A logo is a graphic, typeset or combination of both that companies and individuals alike can use to promote their brand. A logo becomes the image that embodies a specific entity, anything from an international enterprise to an individual’s blog. A logo can be the most important aspect of a business other than the product and usually more recognizable.
Logos come in all shapes and sizes, simple to complex. It can be the symbol that separates one product from another. Look at it this way. In a blind taste test it would be hard to distinguish Coca-Cola from Pepsi, but there are some who will live and die by Coke and others that feel the same way about Pepsi. The only thing that truly separates the two similar products is the logo on the front of the can and the more identifiable the logo, usually becomes the more popular brand.
Designing a good logo is no easy task though. There are many things to consider when creating a new logo. A logo should demonstrate the values of the company or brand as well as speak to the customers and target audience in an appealing fashion. Here are some logo design tips that will make your logo stand out and your brand pop!
Know the Rules!
There are rules one should follow when creating a logo.
- You do not talk about Fight Club.
- As we said before, a logo must describe a company or brand
- A logo must be memorable
- A logo should be just as effective with and without color
- Simple is almost always better
- Aspect ratio is important
- Don’t change
Now let’s discuss these rules in a little more detail. The goal of every logo is to be memorable. Whether it’s where they have been, what brand they are wearing, the product they are using, the goal of a logo is to help them remember. All it takes is a little golden light on a dark night to know that McDonalds’ golden arches are on the other side of the horizon. It’s unforgettable and been engraved into our brains (and for most of us too much on our stomachs).

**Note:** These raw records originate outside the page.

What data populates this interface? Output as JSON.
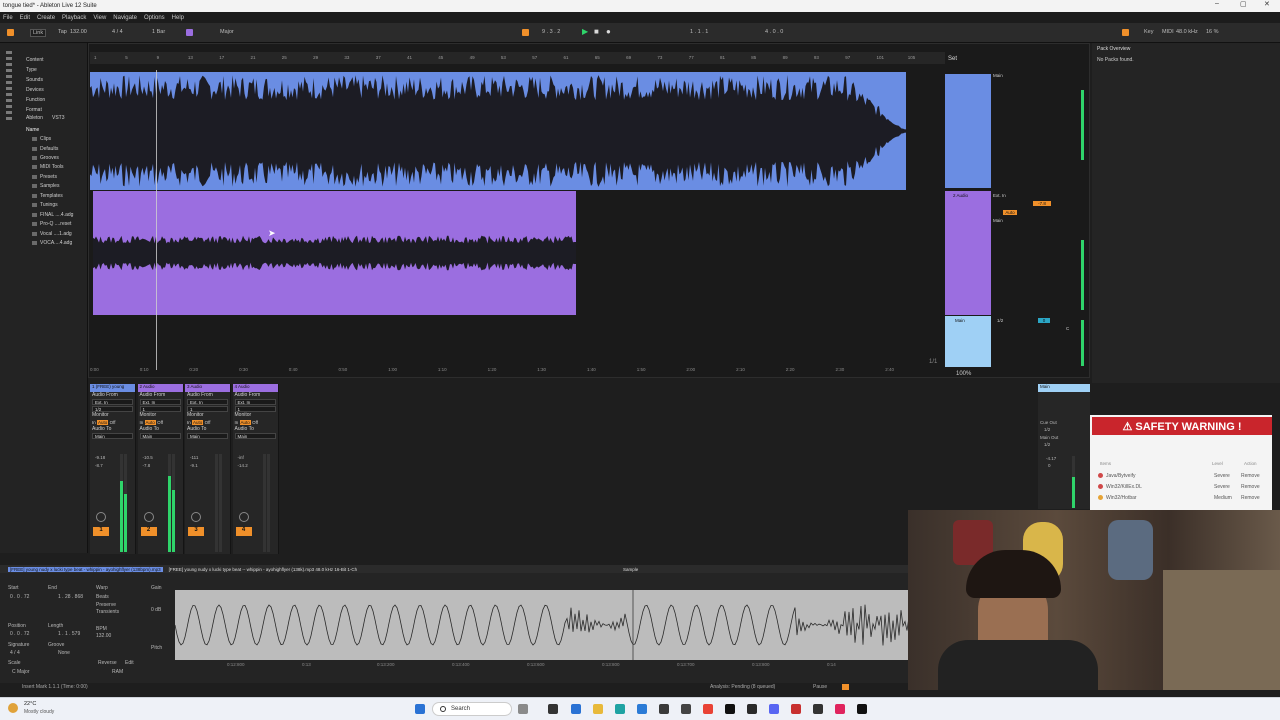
{
  "window": {
    "title": "tongue tied* - Ableton Live 12 Suite"
  },
  "menu": [
    "File",
    "Edit",
    "Create",
    "Playback",
    "View",
    "Navigate",
    "Options",
    "Help"
  ],
  "control_bar": {
    "link": "Link",
    "tap": "Tap",
    "tempo": "132.00",
    "meter": "4 / 4",
    "quantize": "1 Bar",
    "key": "Major",
    "position": "9 . 3 . 2",
    "loop_start": "1 . 1 . 1",
    "loop_length": "4 . 0 . 0",
    "key_label": "Key",
    "midi_label": "MIDI",
    "sample_rate": "48.0 kHz",
    "cpu": "16 %"
  },
  "browser": {
    "categories": [
      "Content",
      "Type",
      "Sounds",
      "Devices",
      "Function",
      "Format",
      "Ableton",
      "VST3"
    ],
    "places_header": "Name",
    "items": [
      "Clips",
      "Defaults",
      "Grooves",
      "MIDI Tools",
      "Presets",
      "Samples",
      "Templates",
      "Tunings",
      "FINAL ....4.adg",
      "Pro-Q ....reset",
      "Vocal ....1.adg",
      "VOCA....4.adg"
    ]
  },
  "arrangement": {
    "ruler": [
      "1",
      "5",
      "9",
      "13",
      "17",
      "21",
      "25",
      "29",
      "33",
      "37",
      "41",
      "45",
      "49",
      "53",
      "57",
      "61",
      "65",
      "69",
      "73",
      "77",
      "81",
      "85",
      "89",
      "93",
      "97",
      "101",
      "105"
    ],
    "time_ticks": [
      "0:00",
      "0:10",
      "0:20",
      "0:30",
      "0:40",
      "0:50",
      "1:00",
      "1:10",
      "1:20",
      "1:30",
      "1:40",
      "1:50",
      "2:00",
      "2:10",
      "2:20",
      "2:30",
      "2:40"
    ],
    "set_label": "Set",
    "page_count": "1/1",
    "zoom": "100%",
    "tracks": [
      {
        "name": "1 (FREE) young",
        "routing": "Main",
        "color": "#6a8de3"
      },
      {
        "name": "2 Audio",
        "routing": "Main",
        "input": "Ext. In",
        "monitor": "Auto",
        "volume": "-7.8",
        "color": "#9b6ee0"
      },
      {
        "name": "Main",
        "routing": "1/2",
        "volume": "0",
        "pan": "C",
        "color": "#9fd0f5"
      }
    ]
  },
  "pack_overview": {
    "title": "Pack Overview",
    "message": "No Packs found."
  },
  "mixer": {
    "strips": [
      {
        "header": "1 (FREE) young",
        "audio_from": "Audio From",
        "input": "Ext. In",
        "channel": "1/2",
        "monitor_label": "Monitor",
        "monitor_in": "In",
        "monitor_auto": "Auto",
        "monitor_off": "Off",
        "audio_to": "Audio To",
        "output": "Main",
        "vol": "-9.18",
        "peak": "-8.7",
        "number": "1",
        "level": 0.72
      },
      {
        "header": "2 Audio",
        "audio_from": "Audio From",
        "input": "Ext. In",
        "channel": "1",
        "monitor_label": "Monitor",
        "monitor_in": "In",
        "monitor_auto": "Auto",
        "monitor_off": "Off",
        "audio_to": "Audio To",
        "output": "Main",
        "vol": "-10.5",
        "peak": "-7.8",
        "number": "2",
        "level": 0.78
      },
      {
        "header": "3 Audio",
        "audio_from": "Audio From",
        "input": "Ext. In",
        "channel": "1",
        "monitor_label": "Monitor",
        "monitor_in": "In",
        "monitor_auto": "Auto",
        "monitor_off": "Off",
        "audio_to": "Audio To",
        "output": "Main",
        "vol": "-111",
        "peak": "-9.1",
        "number": "3",
        "level": 0.0
      },
      {
        "header": "4 Audio",
        "audio_from": "Audio From",
        "input": "Ext. In",
        "channel": "1",
        "monitor_label": "Monitor",
        "monitor_in": "In",
        "monitor_auto": "Auto",
        "monitor_off": "Off",
        "audio_to": "Audio To",
        "output": "Main",
        "vol": "-inf",
        "peak": "-14.2",
        "number": "4",
        "level": 0.0
      }
    ],
    "main": {
      "header": "Main",
      "cue_out": "Cue Out",
      "cue_ch": "1/2",
      "main_out": "Main Out",
      "main_ch": "1/2",
      "vol": "-4.17",
      "peak": "0",
      "level": 0.6
    }
  },
  "clip_view": {
    "title": "[FREE] young nudy x lucki type beat - whippin - ayohighflyer (138bpm).mp3",
    "sample_info": "[FREE] young nudy x lucki type beat -- whippin - ayohighflyer (138k).mp3 48.0 kHz 16-Bit 1-Ch",
    "tab_sample": "Sample",
    "start_label": "Start",
    "start": "0 . 0 . 72",
    "end_label": "End",
    "end": "1 . 28 . 868",
    "position_label": "Position",
    "position": "0 . 0 . 72",
    "length_label": "Length",
    "length": "1 . 1 . 579",
    "signature_label": "Signature",
    "signature": "4 / 4",
    "groove_label": "Groove",
    "groove": "None",
    "scale_label": "Scale",
    "scale": "C Major",
    "warp": "Warp",
    "mode": "Beats",
    "preserve": "Preserve",
    "transients": "Transients",
    "bpm_label": "BPM",
    "bpm": "132.00",
    "reverse": "Reverse",
    "edit": "Edit",
    "ram": "RAM",
    "gain_label": "Gain",
    "gain": "0 dB",
    "pitch_label": "Pitch",
    "time_ticks": [
      "0:12:800",
      "0:13",
      "0:13:200",
      "0:13:400",
      "0:13:600",
      "0:13:800",
      "0:13:700",
      "0:13:800",
      "0:14"
    ]
  },
  "status": {
    "left": "Insert Mark 1.1.1 (Time: 0:00)",
    "right": "Analysis: Pending (8 queued)",
    "pause": "Pause"
  },
  "safety_warning": {
    "title": "⚠ SAFETY WARNING !",
    "columns": [
      "Items",
      "Level",
      "Action"
    ],
    "rows": [
      {
        "item": "Java/Bytveify",
        "level": "Severe",
        "action": "Remove"
      },
      {
        "item": "Win32/KillEx.DL",
        "level": "Severe",
        "action": "Remove"
      },
      {
        "item": "Win32/Hotbar",
        "level": "Medium",
        "action": "Remove"
      }
    ]
  },
  "taskbar": {
    "weather_temp": "22°C",
    "weather_desc": "Mostly cloudy",
    "search": "Search"
  }
}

It is important that a logo is as effective with color as it is in one color or grayscale. A full color logo is not always going to be an option so it is essential that the same message is delivered in every color scheme. The reason for this is money. Color costs money. Whether you want to run a print advertisement or buy branded apparel, the more color, the more money and if the logo looks different or doesn’t print well the money will be wasted.
Logos are typically glanced at for only a few seconds, this is why a clean, simple logo is almost always more effective than a complex one. A complex logo can be hard to reproduce (we’ll discuss this more below). It also can be harder to remember. The longer it takes someone to fully take in and understand your logo the quicker they will forget and move on. Look at some of the most popular brands in the world; Nike, Walmart, Target, McDonalds…we could all reproduce their logos in a few seconds.

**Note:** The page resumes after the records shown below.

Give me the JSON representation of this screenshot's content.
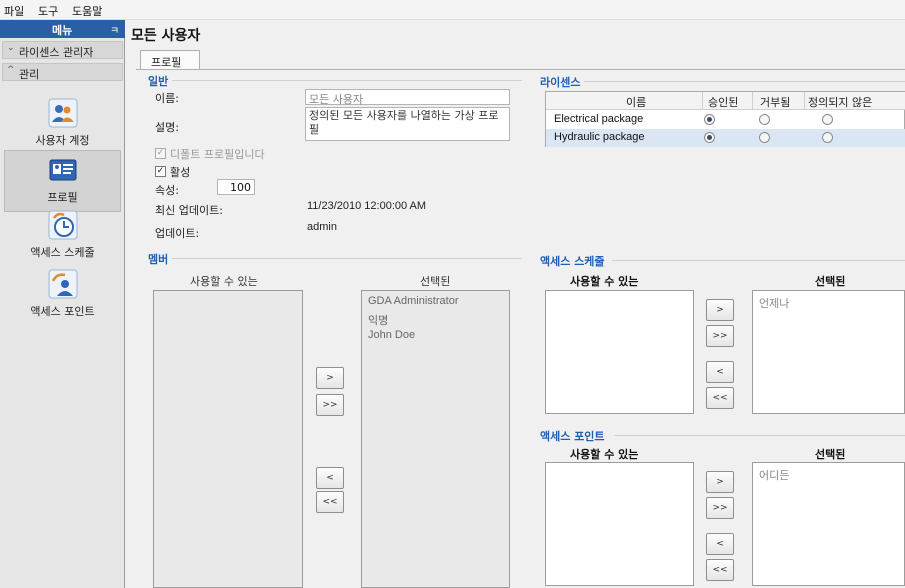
{
  "menubar": {
    "file": "파일",
    "tools": "도구",
    "help": "도움말"
  },
  "sidebar": {
    "header": "메뉴",
    "pin": "ㅋ",
    "groups": [
      {
        "label": "라이센스 관리자",
        "chevron": "⌄"
      },
      {
        "label": "관리",
        "chevron": "^"
      }
    ],
    "items": [
      {
        "label": "사용자 계정",
        "icon": "users-icon"
      },
      {
        "label": "프로필",
        "icon": "profile-card-icon"
      },
      {
        "label": "액세스 스케줄",
        "icon": "schedule-clock-icon"
      },
      {
        "label": "액세스 포인트",
        "icon": "access-point-icon"
      }
    ]
  },
  "page": {
    "title": "모든 사용자",
    "tab": "프로필"
  },
  "general": {
    "title": "일반",
    "name_label": "이름:",
    "name_value": "모든 사용자",
    "desc_label": "설명:",
    "desc_value": "정의된 모든 사용자를 나열하는 가상 프로필",
    "default_label": "디폴트 프로필입니다",
    "active_label": "활성",
    "attr_label": "속성:",
    "attr_value": "100",
    "updated_label": "최신 업데이트:",
    "updated_value": "11/23/2010 12:00:00 AM",
    "updater_label": "업데이트:",
    "updater_value": "admin"
  },
  "license": {
    "title": "라이센스",
    "headers": [
      "이름",
      "승인된",
      "거부됨",
      "정의되지 않은"
    ],
    "rows": [
      {
        "name": "Electrical package",
        "selected": "approved"
      },
      {
        "name": "Hydraulic package",
        "selected": "approved"
      }
    ]
  },
  "members": {
    "title": "멤버",
    "available_header": "사용할 수 있는",
    "selected_header": "선택된",
    "available": [],
    "selected": [
      "GDA Administrator",
      "익명",
      "John Doe"
    ],
    "buttons": [
      ">",
      ">>",
      "<",
      "<<"
    ]
  },
  "schedule": {
    "title": "액세스 스케줄",
    "available_header": "사용할 수 있는",
    "selected_header": "선택된",
    "selected": [
      "언제나"
    ],
    "buttons": [
      ">",
      ">>",
      "<",
      "<<"
    ]
  },
  "access_point": {
    "title": "액세스 포인트",
    "available_header": "사용할 수 있는",
    "selected_header": "선택된",
    "selected": [
      "어디든"
    ],
    "buttons": [
      ">",
      ">>",
      "<",
      "<<"
    ]
  },
  "colors": {
    "accent": "#1f5fb0",
    "sidebar_header": "#2a5ea7"
  }
}
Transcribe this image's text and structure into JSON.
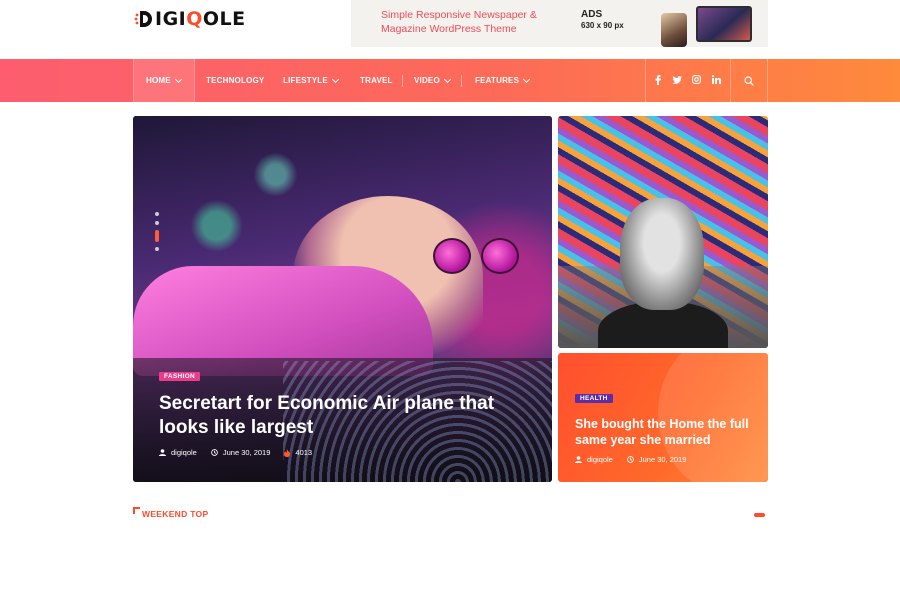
{
  "header": {
    "logo": {
      "prefix": "D",
      "rest_left": "IGI",
      "accent": "Q",
      "rest_right": "OLE"
    },
    "ad": {
      "line1": "Simple Responsive Newspaper &",
      "line2": "Magazine WordPress Theme",
      "title": "ADS",
      "size": "630 x 90 px"
    }
  },
  "nav": {
    "items": [
      {
        "label": "HOME",
        "has_dropdown": true,
        "active": true
      },
      {
        "label": "TECHNOLOGY",
        "has_dropdown": false
      },
      {
        "label": "LIFESTYLE",
        "has_dropdown": true
      },
      {
        "label": "TRAVEL",
        "has_dropdown": false
      },
      {
        "label": "VIDEO",
        "has_dropdown": true
      },
      {
        "label": "FEATURES",
        "has_dropdown": true
      }
    ],
    "social": [
      "f",
      "t",
      "ig",
      "in"
    ],
    "social_icons": [
      "facebook-icon",
      "twitter-icon",
      "instagram-icon",
      "linkedin-icon"
    ]
  },
  "hero": {
    "category": "FASHION",
    "title": "Secretart for Economic Air plane that looks like largest",
    "author": "digiqole",
    "date": "June 30, 2019",
    "views": "4013"
  },
  "side_post": {
    "category": "HEALTH",
    "title": "She bought the Home the full same year she married",
    "author": "digiqole",
    "date": "June 30, 2019"
  },
  "section": {
    "weekend_title": "WEEKEND TOP"
  },
  "colors": {
    "accent": "#ff4b2b",
    "nav_start": "#fd5d6f",
    "nav_end": "#fe8a3c",
    "fashion_tag": "#e93d8b",
    "health_tag": "#5b2ea6"
  }
}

One should always keep in mind the aspect ratio of their logo. Having a logo that stands straight up or is extremely wide could pose problems. These types of logos could create difficulties on the web, in an ad or imprinted on a product. Having different versions of your logo that do those things are acceptable, but always keep in mind its best if your logo can fit inside a square box.

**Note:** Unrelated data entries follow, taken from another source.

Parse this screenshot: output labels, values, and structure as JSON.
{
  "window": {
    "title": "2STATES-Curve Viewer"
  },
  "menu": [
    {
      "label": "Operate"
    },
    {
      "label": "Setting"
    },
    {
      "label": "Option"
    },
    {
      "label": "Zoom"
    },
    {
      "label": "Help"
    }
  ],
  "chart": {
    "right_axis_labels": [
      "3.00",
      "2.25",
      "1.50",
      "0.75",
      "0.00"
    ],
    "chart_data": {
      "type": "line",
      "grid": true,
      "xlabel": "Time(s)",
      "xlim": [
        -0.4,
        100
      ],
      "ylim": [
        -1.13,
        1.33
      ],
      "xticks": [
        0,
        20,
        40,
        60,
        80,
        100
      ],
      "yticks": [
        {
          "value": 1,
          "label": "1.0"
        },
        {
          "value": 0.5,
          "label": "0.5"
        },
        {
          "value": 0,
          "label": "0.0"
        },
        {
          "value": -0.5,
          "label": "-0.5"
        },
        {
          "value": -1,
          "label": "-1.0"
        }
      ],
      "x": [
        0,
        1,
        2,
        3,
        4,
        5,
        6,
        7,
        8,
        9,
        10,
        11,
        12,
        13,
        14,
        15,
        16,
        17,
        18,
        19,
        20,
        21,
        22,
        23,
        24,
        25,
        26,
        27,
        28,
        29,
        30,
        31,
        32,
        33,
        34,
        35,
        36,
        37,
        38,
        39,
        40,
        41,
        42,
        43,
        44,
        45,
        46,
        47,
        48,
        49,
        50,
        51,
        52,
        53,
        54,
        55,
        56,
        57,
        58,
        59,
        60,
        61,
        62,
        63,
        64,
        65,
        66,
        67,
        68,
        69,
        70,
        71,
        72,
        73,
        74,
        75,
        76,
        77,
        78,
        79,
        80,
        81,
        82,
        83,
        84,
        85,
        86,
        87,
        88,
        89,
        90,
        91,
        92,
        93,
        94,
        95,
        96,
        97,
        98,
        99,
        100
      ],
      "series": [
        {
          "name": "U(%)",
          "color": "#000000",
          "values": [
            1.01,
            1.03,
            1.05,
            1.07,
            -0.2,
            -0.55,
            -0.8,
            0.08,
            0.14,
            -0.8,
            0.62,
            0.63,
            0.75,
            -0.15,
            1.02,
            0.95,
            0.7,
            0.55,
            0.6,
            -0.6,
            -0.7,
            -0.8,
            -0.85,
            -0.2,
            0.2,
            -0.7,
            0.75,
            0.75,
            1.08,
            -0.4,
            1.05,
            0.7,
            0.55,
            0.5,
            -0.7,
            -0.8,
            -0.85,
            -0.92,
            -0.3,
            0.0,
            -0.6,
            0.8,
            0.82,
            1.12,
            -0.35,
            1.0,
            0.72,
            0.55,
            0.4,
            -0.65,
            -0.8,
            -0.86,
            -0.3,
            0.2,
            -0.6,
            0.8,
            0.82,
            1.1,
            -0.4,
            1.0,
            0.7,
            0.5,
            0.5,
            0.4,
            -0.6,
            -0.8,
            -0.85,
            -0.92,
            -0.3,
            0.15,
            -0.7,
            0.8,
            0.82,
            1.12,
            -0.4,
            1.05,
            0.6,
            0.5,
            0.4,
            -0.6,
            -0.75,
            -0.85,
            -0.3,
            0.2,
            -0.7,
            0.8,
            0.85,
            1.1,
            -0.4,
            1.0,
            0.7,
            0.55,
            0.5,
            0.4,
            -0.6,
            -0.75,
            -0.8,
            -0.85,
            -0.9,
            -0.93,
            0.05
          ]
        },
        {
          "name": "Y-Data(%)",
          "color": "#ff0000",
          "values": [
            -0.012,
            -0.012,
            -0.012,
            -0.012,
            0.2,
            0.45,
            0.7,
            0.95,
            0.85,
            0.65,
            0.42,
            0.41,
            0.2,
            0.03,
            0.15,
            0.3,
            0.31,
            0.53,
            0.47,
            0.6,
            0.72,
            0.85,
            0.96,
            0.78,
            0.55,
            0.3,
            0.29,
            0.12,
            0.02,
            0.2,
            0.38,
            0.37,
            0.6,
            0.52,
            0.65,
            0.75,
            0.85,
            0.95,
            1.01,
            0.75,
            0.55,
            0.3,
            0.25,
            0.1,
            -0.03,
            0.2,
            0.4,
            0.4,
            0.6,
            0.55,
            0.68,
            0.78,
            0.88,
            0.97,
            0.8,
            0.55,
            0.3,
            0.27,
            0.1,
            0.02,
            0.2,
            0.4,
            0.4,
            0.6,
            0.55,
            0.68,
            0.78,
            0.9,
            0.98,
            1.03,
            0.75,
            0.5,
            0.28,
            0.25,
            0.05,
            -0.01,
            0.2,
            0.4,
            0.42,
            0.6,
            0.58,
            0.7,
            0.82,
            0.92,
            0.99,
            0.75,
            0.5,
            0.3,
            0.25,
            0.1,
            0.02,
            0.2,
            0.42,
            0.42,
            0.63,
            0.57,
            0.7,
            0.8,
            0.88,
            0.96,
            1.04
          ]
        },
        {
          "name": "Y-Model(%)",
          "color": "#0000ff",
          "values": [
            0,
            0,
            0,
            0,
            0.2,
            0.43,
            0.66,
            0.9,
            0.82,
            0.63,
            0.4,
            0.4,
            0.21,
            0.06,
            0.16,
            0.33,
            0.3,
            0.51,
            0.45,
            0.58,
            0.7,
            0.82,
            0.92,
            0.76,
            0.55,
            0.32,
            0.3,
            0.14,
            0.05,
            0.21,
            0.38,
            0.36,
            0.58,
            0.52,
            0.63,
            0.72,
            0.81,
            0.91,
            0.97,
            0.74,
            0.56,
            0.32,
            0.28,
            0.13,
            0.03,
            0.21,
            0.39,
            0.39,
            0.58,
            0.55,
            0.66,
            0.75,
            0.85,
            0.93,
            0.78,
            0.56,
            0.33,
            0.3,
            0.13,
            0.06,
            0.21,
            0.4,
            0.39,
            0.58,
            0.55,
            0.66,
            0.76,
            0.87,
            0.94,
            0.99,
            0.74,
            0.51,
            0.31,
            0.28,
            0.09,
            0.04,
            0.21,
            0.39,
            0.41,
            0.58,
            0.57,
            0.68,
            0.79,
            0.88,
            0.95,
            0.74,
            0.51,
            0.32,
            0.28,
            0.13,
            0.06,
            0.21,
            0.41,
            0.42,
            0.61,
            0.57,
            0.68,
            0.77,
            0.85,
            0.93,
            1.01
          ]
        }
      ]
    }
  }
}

And lastly, make sure you are comfort with your logo design before you make it final. Constantly changing your logo in a short period of time gives your brand no consistency. The point of a logo is to establish a recognizable image to relate back to a certain thing. Changing the image confuses people and can have them looking in different directions for the product you’ve already hooked them on.
Make Sure You Have a Vectored Version of Your Logo
This is more of a technical tip than anything else. I feel like it always important to have a vectored copy of your logo. For those of you who are unfamiliar with what this means, a vector file is made up of shapes and lines to make a vectored graphic.
Adobe Illustrator is the most common program to make vectored images and come in formats such as .ai, .eps, or .pdf. Vectored graphics are full scalable images, meaning they don’t lose anything based on size. While a raster image (aka .jpg, .gif, .bmp, .png) begin to look pixelated when you scale them up or down.